In the 1947 Constitution, the Supreme Court decided upon constitutional disputes and interpreted the constitution (subject to article 151). In the 1974 Constitution, only the Pyithu Hluttaw (House of Representatives) had the power of interpretation (according to article 200 and 201).
The National Convention was held in 16th September, 1993. It agreed on 104 basic principles to be included in the formation of new constitution. All representatives in this Convention agreed to the following basic principles concerning with the establishment of a Constitutional Tribunal -
“A Constitutional Tribunal shall be set up to interpret the provisions of the Constitution, to scrutinize whether or not laws enacted by the Pyidaungsu Hluttaw, the Regional Hluttaws, the State Hluttaws and functions of executive authorities of Pyidaungsu, Regions, States and Self-Administered Areas are in conformity with the Constitution. Its function is to decide on disputes relating to the Constitution between Pyidaungsu and Regions, between Pyidaungsu and States, among Regions, among States, and between Regions or States and Self-Administered Areas and among Self-Administered Areas themselves. Its role is to perform other duties prescribed in the Constitution,” as well.
In formulation the 2008 Constitution, the Commission drafted the following provisions regarding the Constitutional Tribunal -
• the establishment of a Constitutional Tribunal “Chapter(1), Basic Principles of the Union” (article 46);

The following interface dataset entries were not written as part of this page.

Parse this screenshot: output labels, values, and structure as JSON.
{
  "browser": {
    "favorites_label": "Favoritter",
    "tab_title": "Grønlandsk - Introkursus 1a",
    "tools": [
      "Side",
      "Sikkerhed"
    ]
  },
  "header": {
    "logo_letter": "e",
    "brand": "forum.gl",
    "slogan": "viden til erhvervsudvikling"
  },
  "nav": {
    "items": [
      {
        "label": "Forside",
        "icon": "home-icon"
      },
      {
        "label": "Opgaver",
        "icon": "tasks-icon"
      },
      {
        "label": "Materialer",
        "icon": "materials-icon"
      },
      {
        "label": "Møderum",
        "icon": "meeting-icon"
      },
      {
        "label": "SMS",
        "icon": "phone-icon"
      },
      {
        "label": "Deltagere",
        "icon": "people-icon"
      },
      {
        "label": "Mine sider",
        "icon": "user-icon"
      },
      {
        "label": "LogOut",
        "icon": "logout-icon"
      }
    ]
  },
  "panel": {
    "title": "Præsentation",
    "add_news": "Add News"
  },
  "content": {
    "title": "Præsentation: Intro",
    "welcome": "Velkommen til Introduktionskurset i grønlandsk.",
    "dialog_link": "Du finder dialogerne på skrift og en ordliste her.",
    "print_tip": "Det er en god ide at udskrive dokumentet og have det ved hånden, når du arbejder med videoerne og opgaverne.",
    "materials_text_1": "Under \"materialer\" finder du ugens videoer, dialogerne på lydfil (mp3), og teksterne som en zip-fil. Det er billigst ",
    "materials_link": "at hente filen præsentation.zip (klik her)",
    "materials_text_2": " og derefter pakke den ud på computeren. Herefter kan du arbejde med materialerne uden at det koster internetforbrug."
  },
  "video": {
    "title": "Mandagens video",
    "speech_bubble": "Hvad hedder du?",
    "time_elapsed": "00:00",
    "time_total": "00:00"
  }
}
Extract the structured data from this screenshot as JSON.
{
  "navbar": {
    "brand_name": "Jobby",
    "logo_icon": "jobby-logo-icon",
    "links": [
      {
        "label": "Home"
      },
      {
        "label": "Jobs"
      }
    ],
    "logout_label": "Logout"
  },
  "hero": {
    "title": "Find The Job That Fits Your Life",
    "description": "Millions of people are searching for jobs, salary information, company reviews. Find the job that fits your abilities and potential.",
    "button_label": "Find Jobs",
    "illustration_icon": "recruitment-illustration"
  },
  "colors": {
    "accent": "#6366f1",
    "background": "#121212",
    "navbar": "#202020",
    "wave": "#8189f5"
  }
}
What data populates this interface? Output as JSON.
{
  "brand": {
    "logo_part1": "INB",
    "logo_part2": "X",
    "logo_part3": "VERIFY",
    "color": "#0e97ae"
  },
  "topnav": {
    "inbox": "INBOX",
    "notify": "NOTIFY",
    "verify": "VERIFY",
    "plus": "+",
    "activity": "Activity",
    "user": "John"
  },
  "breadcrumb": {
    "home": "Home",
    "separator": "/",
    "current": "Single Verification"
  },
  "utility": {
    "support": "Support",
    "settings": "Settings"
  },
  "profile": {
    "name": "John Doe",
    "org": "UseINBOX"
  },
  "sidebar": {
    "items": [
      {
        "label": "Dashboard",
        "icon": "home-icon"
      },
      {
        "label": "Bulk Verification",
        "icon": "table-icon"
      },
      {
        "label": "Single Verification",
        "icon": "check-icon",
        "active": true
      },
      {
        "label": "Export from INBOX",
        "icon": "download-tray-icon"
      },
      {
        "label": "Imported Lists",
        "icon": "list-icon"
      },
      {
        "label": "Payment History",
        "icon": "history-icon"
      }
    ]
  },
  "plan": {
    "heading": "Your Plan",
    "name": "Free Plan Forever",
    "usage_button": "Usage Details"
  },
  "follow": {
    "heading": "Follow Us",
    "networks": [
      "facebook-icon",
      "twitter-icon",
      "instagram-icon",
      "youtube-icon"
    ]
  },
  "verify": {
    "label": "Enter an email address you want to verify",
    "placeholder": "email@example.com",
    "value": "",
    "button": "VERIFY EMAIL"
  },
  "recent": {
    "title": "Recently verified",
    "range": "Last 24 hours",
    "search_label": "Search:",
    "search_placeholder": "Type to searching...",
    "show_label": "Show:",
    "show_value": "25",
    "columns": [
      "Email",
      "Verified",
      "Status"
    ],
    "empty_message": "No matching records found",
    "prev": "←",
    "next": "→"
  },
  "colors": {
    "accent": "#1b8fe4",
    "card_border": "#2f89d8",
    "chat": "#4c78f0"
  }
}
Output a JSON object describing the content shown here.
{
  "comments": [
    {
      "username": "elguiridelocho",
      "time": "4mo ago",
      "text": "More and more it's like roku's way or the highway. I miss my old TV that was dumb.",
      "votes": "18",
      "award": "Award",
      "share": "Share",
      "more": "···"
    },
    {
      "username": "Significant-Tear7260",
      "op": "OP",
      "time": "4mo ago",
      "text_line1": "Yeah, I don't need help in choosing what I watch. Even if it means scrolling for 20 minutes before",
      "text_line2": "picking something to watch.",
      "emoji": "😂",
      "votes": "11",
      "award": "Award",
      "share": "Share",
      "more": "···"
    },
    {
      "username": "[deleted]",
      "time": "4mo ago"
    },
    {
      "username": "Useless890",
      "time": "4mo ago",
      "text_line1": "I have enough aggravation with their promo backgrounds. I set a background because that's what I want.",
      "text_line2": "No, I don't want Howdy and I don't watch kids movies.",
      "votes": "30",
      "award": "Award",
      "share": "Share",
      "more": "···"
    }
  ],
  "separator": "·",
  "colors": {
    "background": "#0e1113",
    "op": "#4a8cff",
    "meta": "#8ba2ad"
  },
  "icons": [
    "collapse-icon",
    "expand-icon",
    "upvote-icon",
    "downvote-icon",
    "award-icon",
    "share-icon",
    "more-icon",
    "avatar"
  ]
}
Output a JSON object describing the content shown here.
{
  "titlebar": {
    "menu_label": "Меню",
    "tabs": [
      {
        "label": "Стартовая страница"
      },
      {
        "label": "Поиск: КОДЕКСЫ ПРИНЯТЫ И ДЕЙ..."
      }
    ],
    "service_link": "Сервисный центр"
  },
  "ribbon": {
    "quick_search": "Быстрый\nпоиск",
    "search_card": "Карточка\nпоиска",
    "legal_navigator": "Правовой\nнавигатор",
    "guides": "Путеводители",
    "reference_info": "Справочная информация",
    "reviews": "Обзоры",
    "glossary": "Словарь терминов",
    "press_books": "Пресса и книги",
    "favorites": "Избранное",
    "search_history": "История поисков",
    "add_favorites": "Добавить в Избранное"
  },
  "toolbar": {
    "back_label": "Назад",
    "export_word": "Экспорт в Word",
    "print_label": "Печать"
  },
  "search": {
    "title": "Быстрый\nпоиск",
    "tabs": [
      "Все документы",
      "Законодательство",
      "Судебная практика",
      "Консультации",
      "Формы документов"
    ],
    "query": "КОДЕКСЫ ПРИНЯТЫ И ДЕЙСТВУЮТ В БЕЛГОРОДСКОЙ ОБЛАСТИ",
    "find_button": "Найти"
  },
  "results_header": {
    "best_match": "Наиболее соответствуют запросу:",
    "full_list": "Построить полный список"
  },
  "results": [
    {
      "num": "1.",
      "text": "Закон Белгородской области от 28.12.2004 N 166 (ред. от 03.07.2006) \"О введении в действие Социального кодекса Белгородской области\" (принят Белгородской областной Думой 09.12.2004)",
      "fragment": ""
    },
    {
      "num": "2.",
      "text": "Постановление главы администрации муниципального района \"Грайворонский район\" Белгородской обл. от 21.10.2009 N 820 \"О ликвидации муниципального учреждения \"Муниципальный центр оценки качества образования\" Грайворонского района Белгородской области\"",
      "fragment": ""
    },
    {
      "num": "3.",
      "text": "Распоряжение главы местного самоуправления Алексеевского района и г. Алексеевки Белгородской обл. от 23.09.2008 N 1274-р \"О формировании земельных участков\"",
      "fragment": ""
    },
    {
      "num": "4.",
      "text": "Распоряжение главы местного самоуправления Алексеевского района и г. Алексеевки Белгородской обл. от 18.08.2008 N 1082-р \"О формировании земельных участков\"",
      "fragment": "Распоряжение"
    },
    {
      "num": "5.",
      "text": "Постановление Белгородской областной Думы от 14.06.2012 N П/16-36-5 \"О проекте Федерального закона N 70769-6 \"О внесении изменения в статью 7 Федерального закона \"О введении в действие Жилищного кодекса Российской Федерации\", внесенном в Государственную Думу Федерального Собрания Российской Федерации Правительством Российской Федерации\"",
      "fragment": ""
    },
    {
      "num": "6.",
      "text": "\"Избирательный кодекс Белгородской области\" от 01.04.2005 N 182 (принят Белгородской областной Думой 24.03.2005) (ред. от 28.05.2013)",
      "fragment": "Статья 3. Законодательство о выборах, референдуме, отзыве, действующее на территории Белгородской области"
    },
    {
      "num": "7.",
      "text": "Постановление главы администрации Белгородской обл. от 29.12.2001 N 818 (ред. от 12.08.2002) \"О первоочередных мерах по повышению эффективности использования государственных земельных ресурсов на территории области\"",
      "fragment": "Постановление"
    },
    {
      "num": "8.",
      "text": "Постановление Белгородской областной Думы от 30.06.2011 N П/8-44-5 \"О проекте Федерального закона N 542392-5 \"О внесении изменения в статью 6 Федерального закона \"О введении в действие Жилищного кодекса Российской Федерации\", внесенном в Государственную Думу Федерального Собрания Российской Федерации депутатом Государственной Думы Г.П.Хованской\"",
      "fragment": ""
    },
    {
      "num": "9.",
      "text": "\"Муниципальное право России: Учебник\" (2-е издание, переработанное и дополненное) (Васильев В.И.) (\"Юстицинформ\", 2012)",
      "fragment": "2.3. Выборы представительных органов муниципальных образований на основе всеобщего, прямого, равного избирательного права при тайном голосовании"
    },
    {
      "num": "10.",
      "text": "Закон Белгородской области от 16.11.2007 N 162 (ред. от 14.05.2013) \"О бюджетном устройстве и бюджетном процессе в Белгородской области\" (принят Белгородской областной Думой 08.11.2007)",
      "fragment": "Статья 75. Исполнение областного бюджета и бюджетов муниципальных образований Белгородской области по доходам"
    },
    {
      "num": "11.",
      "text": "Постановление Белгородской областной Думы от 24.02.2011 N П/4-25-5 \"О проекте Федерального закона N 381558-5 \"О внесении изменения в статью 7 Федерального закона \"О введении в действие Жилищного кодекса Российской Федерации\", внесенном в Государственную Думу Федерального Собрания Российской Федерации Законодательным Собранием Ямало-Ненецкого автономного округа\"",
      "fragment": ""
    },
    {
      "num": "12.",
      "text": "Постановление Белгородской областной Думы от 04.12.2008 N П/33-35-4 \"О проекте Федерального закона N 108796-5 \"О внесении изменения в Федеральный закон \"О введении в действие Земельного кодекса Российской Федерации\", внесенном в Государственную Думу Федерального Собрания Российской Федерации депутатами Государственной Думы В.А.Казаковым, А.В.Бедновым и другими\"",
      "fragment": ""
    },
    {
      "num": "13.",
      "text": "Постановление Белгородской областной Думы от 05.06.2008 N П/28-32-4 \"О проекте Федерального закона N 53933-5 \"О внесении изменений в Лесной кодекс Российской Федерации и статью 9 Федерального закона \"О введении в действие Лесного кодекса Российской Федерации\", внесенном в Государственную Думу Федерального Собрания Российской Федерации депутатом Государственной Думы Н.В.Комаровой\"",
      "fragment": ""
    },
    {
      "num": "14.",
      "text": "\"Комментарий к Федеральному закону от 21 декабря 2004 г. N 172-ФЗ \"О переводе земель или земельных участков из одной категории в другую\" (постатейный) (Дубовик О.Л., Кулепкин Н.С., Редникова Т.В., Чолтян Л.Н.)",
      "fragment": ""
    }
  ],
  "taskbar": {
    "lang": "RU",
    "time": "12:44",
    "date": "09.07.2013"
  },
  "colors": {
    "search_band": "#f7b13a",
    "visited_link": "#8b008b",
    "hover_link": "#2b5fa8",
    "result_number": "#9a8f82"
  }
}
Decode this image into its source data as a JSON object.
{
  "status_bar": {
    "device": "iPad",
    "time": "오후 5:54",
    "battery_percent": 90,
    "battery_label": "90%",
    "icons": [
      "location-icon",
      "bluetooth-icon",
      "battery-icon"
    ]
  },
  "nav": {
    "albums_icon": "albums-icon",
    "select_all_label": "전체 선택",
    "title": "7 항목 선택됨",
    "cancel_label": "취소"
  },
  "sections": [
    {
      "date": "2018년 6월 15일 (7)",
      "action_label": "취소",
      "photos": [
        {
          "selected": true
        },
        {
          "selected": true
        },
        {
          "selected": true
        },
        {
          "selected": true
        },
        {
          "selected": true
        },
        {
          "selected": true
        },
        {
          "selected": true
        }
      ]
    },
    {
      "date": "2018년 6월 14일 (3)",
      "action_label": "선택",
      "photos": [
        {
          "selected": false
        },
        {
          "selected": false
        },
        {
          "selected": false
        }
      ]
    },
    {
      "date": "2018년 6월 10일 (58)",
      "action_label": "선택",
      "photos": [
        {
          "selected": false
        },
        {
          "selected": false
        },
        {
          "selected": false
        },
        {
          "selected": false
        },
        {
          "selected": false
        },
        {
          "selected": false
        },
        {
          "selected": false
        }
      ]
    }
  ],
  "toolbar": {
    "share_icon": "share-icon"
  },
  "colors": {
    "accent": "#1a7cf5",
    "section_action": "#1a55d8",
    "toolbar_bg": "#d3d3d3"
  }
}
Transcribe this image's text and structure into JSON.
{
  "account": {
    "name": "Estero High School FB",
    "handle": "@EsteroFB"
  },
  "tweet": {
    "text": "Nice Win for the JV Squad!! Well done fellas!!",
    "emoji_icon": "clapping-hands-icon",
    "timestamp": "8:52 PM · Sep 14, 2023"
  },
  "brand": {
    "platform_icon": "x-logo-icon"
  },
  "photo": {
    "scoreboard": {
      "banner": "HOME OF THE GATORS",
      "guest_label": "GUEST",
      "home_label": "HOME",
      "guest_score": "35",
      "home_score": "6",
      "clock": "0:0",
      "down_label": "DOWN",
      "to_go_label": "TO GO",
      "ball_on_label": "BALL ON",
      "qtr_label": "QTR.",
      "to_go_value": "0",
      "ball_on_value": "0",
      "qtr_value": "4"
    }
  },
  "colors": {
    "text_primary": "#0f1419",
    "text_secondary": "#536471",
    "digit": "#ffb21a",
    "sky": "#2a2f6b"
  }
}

• the formation of a Tribunal, tenure, duties and functions, effect of decisions, submitting submissions, impeachment, “Chapter (6), Judicial” (from article 320 to 326);